While the global reaction from world leaders is far from where it needs to be, there does feel to be some change in the sentiment from the politically active (Anglosphere’s Left and youth movements) - especially in terms of what people (with some level of audience) are prepared to say in public. I’ve seen much more from Jewish American activists recently. That seems key, with US gov funding Israeli gov/IDF viability; and recent legal challenges to BDS not finding as easy path as some expected.

After several years of major publications talking about how dapper neo-Nazi leaders are but also how dangerous the antifa (and other movements which have consistently opposed fascist populism) are, their credibility when claiming to amplify the only “genuine” or “true” Jewish voices in the diaspora has maybe finally eroded to where it is no longer credible for the average person (plus social media meaning it’s harder to claim Jewish voices all have the same thing to say). While most of the UK press united to attack Jewdas recently (led by far-Right extremists), the constant anti-Corbyn tirades has started to turn a lot of the public off and so it became more of an opportunity for a Jewish group to increase their reach and promote their activism. The above about a trickle/the pace being slow is right but I do wonder if there is actually more hope for the future now, despite how dark the current times are.
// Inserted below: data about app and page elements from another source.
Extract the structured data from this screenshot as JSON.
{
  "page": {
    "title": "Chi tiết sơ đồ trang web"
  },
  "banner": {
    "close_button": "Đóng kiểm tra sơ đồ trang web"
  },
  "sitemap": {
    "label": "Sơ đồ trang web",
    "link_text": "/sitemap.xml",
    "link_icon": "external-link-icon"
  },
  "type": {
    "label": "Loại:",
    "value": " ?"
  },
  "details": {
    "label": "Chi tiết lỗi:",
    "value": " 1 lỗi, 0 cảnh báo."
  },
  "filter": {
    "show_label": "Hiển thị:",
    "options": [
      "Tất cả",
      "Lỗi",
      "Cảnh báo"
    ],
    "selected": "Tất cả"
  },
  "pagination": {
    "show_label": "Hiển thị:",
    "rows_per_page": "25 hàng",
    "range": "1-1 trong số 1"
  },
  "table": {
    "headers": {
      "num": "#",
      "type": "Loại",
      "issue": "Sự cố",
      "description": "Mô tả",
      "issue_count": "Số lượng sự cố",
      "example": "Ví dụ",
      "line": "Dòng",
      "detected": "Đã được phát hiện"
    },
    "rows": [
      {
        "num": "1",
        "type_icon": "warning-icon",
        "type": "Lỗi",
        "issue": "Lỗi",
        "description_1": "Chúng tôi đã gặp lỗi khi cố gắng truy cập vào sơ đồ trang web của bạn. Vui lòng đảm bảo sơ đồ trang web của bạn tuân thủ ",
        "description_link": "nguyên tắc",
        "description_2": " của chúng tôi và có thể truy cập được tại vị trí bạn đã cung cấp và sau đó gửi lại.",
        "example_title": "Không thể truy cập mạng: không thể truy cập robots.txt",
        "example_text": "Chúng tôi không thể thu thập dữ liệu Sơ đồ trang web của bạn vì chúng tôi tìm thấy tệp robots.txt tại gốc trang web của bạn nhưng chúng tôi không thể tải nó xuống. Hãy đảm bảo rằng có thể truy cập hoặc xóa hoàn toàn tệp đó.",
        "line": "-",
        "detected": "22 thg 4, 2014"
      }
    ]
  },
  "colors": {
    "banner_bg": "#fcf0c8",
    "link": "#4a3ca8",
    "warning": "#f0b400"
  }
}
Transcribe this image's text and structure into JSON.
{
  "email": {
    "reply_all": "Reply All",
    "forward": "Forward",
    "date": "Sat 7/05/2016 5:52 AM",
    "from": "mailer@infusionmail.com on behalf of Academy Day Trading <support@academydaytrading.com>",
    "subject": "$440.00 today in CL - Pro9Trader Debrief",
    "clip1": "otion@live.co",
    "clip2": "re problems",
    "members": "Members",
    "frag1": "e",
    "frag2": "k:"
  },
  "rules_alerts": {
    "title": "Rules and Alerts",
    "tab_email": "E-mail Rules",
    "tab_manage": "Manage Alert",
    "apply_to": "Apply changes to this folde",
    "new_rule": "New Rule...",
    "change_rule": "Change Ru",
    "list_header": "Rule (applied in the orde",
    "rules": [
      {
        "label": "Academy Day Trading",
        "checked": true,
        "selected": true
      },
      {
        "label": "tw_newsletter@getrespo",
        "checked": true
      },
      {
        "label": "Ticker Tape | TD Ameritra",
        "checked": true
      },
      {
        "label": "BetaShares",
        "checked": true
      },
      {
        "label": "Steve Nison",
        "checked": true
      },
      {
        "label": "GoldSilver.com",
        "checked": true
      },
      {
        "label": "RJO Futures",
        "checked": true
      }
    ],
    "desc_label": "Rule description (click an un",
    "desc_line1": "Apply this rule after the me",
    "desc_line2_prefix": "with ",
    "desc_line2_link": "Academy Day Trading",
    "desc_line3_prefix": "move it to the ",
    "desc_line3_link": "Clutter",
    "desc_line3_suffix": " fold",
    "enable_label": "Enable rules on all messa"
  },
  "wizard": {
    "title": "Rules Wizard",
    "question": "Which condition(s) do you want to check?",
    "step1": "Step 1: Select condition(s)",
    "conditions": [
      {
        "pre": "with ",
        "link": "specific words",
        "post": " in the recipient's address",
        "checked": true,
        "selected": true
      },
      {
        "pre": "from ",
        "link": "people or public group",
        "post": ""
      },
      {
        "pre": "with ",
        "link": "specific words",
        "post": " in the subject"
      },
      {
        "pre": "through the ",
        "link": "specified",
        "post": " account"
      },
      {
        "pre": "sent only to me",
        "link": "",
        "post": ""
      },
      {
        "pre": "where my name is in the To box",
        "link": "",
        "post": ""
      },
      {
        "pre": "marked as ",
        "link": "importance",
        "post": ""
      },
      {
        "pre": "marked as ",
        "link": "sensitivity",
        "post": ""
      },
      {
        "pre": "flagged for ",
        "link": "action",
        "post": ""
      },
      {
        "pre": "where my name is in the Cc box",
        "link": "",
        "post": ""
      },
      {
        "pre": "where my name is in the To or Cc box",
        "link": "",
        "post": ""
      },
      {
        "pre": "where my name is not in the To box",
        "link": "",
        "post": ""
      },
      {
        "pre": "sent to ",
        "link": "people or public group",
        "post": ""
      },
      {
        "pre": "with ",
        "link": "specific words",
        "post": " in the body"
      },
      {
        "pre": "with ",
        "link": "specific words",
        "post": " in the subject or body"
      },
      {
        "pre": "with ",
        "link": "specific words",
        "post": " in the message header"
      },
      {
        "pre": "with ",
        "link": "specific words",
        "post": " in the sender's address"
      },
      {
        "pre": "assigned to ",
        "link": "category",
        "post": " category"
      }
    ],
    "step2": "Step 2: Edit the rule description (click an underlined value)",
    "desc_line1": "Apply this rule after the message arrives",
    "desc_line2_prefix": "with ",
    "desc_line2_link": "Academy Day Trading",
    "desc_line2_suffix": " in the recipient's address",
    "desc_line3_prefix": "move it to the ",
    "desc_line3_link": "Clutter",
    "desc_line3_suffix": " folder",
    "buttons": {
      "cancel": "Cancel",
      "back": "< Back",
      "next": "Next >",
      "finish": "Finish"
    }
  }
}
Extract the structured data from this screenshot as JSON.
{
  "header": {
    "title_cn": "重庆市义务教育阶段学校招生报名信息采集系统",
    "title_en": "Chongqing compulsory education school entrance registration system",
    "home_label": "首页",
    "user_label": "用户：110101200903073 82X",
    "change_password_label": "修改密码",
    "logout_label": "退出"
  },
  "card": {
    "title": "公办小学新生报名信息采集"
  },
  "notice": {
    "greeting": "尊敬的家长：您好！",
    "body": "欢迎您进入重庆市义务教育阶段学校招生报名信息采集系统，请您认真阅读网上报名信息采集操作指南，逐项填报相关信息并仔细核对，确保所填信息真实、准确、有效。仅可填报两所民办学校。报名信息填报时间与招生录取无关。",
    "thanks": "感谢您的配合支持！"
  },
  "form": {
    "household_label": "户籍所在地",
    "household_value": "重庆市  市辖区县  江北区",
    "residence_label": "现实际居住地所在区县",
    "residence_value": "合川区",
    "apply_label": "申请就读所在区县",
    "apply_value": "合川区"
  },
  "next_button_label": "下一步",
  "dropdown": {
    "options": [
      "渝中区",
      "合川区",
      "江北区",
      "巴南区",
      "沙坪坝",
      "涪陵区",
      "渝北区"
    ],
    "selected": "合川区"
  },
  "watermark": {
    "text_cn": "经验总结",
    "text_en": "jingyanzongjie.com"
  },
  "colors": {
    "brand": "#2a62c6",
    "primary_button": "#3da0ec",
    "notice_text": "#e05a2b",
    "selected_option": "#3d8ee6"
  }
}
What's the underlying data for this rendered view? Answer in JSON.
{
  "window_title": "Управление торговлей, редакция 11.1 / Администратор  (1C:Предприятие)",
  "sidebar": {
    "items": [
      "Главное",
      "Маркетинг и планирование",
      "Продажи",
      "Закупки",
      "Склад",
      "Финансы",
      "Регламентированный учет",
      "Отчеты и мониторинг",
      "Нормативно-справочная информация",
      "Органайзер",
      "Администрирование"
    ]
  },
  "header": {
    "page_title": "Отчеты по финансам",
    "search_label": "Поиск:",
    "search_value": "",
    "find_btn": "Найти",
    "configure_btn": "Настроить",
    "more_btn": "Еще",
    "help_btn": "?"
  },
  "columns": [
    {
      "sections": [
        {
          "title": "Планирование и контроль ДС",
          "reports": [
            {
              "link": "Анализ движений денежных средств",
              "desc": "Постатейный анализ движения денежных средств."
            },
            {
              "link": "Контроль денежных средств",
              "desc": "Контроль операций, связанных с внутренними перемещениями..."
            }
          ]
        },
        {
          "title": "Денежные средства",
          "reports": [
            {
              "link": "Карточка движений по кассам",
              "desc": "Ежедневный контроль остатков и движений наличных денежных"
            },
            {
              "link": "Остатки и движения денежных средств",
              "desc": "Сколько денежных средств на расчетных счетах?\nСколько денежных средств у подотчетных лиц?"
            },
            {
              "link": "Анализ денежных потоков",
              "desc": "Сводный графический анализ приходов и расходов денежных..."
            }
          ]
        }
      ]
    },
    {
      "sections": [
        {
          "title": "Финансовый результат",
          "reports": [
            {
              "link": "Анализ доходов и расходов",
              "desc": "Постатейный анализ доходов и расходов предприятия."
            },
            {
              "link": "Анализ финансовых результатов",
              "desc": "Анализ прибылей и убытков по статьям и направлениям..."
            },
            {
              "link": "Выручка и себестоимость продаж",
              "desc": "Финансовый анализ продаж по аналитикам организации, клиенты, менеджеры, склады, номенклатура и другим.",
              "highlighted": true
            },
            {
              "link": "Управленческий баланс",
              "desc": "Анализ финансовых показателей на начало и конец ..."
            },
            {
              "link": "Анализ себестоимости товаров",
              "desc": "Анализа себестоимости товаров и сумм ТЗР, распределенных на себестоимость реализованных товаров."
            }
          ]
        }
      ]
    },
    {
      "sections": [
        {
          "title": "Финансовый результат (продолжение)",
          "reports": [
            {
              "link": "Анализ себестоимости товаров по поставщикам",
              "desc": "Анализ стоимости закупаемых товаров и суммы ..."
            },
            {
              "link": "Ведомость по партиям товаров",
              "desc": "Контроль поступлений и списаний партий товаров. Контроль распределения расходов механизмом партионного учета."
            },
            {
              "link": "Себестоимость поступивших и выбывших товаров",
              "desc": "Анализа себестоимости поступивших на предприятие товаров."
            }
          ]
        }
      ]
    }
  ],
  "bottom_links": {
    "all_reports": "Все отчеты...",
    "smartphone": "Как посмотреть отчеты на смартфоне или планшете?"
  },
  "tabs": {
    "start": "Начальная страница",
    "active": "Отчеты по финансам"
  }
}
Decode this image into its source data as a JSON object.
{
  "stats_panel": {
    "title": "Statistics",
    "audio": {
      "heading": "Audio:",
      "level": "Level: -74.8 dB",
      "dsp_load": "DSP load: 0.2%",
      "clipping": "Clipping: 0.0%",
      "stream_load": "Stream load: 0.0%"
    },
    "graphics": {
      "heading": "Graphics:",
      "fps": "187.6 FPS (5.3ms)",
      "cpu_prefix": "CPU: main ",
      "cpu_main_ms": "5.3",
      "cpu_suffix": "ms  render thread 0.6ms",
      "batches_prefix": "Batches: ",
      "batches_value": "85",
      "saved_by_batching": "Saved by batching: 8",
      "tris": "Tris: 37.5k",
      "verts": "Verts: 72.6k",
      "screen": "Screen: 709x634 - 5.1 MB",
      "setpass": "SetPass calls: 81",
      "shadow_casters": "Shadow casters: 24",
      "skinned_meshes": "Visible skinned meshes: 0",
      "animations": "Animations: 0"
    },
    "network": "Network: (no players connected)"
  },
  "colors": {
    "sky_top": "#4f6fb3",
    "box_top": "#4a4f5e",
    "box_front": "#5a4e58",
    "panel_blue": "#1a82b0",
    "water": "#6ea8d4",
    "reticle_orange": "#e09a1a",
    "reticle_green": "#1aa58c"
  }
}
Trump and May (two leaders associated with fascism) can be as close as they like with Netanyahu, if the public understand the voice of many in the Jewish diaspora to be most concerned with anti-Semitism on the Right (y’know, where the actual neo-Nazis organise) and actually in support of moves like BDS (in solidarity with the Palestinian people), the status quo would likely become untenable (and the silencing of Palestinian voices and human rights orgs much harder to justify using the claims of the government PR).


#13

Oh sure, worldwide the tide is turning fast. I’m actually pretty optimistic about the US in general in the slightly longer term. I was only referring to the rate in Israel.

I remember the whole Jewdas thing. Israeli media piled on, naturally. But I feel like that campaign really failed to gain traction. A lot of people seemed to like their alternative Seder, and rightly so.


#14

There are so many problems with Justin Trudeau’s politics, but there are times where I’m thankful we actually have someone with a shred of decency in power.

…Even if the reason he is making this gesture is because a Canadian was one of the many casualties.

…And even if he claims there was “incitement” involved by protesters.

AGAIN… MANY PROBLEMS.


#15

ugh classic Liberal Party milquetoast response “better investigate the excessive force used on protesters who incited regular force…make sure it wasn’t regular force! then we can be mad!”